The health care law's discount on brand-name drugs for some Medicare beneficiaries has been used by 48,000 people who saved a combined $38 million – $800 on average -- through the first two months of this year, according to the Department of Health and Human Services.
New HHS figures released today also show that the 11,000 Medicare enrollees who have already hit the Medicare prescription drug benefit's annual out-of-pocket maximum this year have saved $1,175 on average as a result of the health law. HHS officials expect the number of Medicare beneficiaries who buy discounted drugs to increase throughout the year.
People who opt for the Medicare Part D drug insurance program pay a portion of their prescription bills until they've run up a total of $2,840 in drug costs and deductibles. That's when they hit the coverage gap known as the doughnut hole. At that point, they must pay all the drug costs until they have spent a total of $4,550 out-of-pocket for the year.
Starting this year, Medicare beneficiaries hitting the doughnut hole receive a 50 percent discount on brand-name drugs and 7 percent discount on generic drugs to help offset the cost of prescriptions. Even when getting the 50 percent discount, the full price of the drug counts toward reaching the $4,550 limit to get out of the doughnut hole.
The law closes the doughnut hole by 2020.
The new health law last year also provided 3.8 million Medicare beneficiaries who hit the coverage gap a one-time $250 rebate check.
"For too long, many seniors and people with disabilities have struggled to choose between paying for needed prescription medication and other necessities, like food, rent and utilities," HHS Secretary Kathleen Sebelius said in a statement.
As Obama administration officials celebrate the health law's one-year anniversary this week, they have promoted many of its provisions, including the rebate checks and the drug price discounts, with hopes of building seniors' support for the measure.
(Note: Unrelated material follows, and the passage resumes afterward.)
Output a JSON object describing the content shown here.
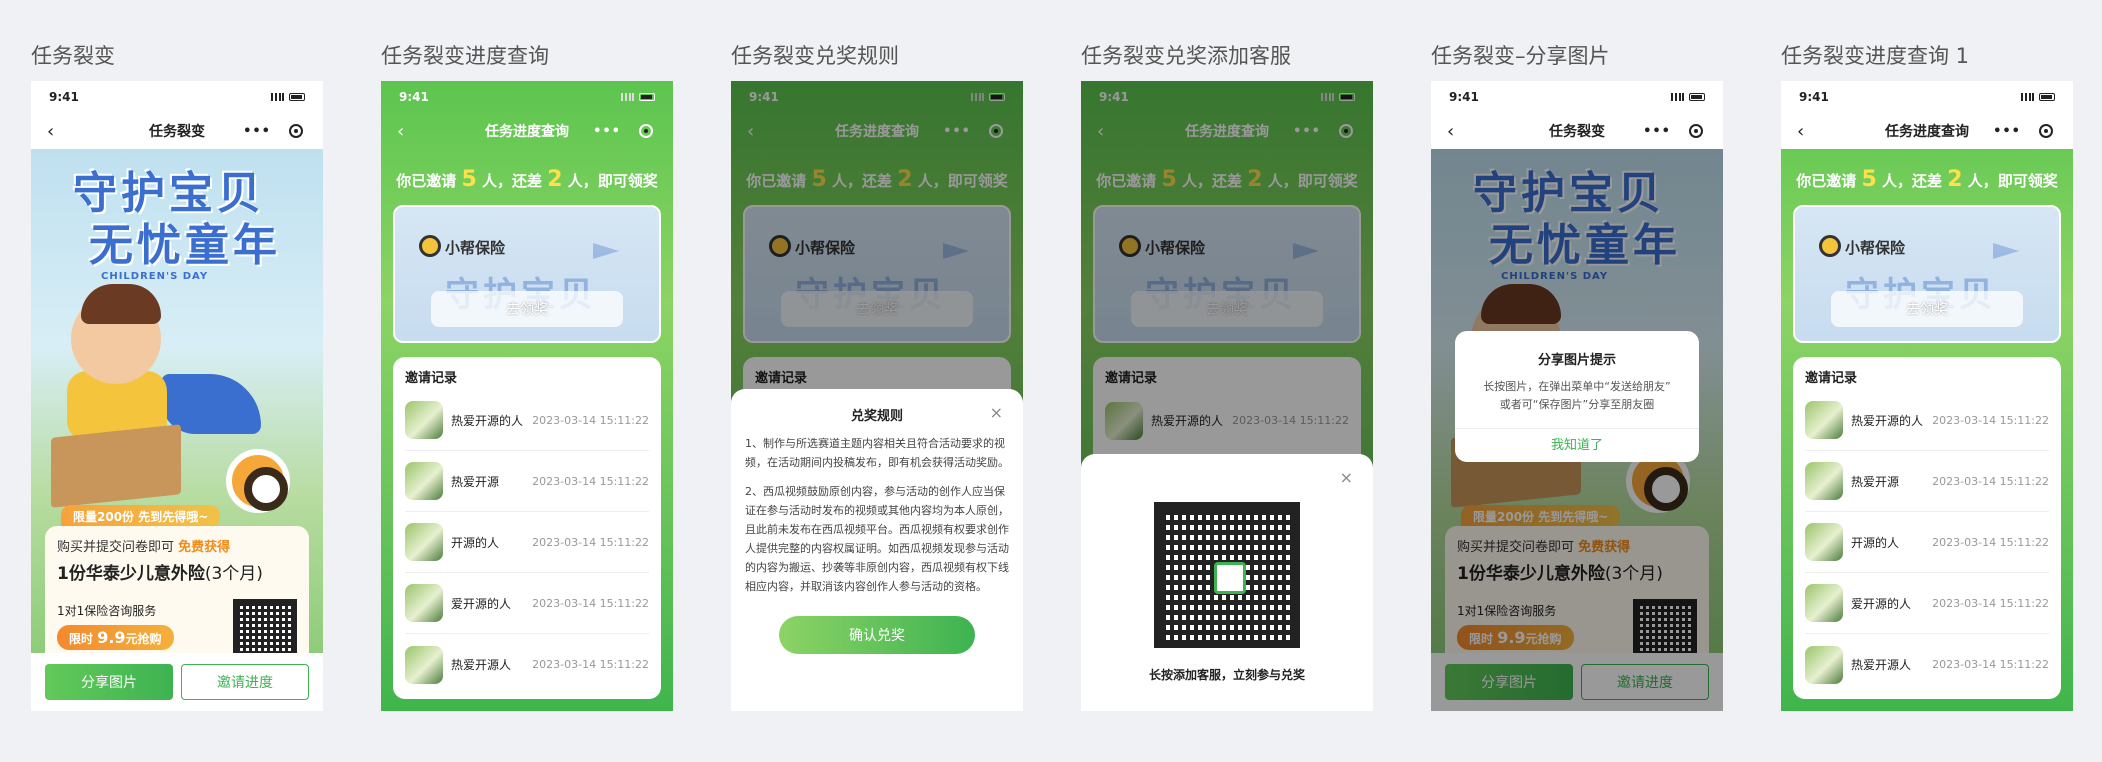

According to the latest Kaiser Family Foundation tracking poll 52 percent of senior citizens oppose the law. (KHN is an editorially independent program of the foundation).
Brian Blase, a policy analyst in health studies at the conservative Heritage Foundation, said that while Medicare can leverage its 46 million enrollees to get better prices on prescription drugs, giving the largest discounts for brand-name drugs in the doughnut hole simply steers beneficiaries to more expensive drugs over cheaper generics. "Why would you give a bigger subsidy for the more costly medicine?" he said.
An HHS official countered that many of the costliest drugs don't have a generic equivalent and the requirement that seniors pay half the cost of a brand-name drug encourages use of generics where possible.
Blase also was critical of the $250 checks given to Medicare beneficiaries last year and said it makes no sense with the current federal deficit. "It's not like manna from Heaven," he said. "Seniors will get checks, but the checks will come from people's taxes."
The HHS analysis released today found that nearly one-fourth of the $250 rebate checks were given to Medicare beneficiaries under 65 and disabled, while 16 percent went to beneficiaries age 85 and older. Of beneficiaries so far using the drug discount program, 29 percent were under age 65 and nearly one-half were between the ages of 65 to 74.
Contact Mary Agnes Carey at firstname.lastname@example.org.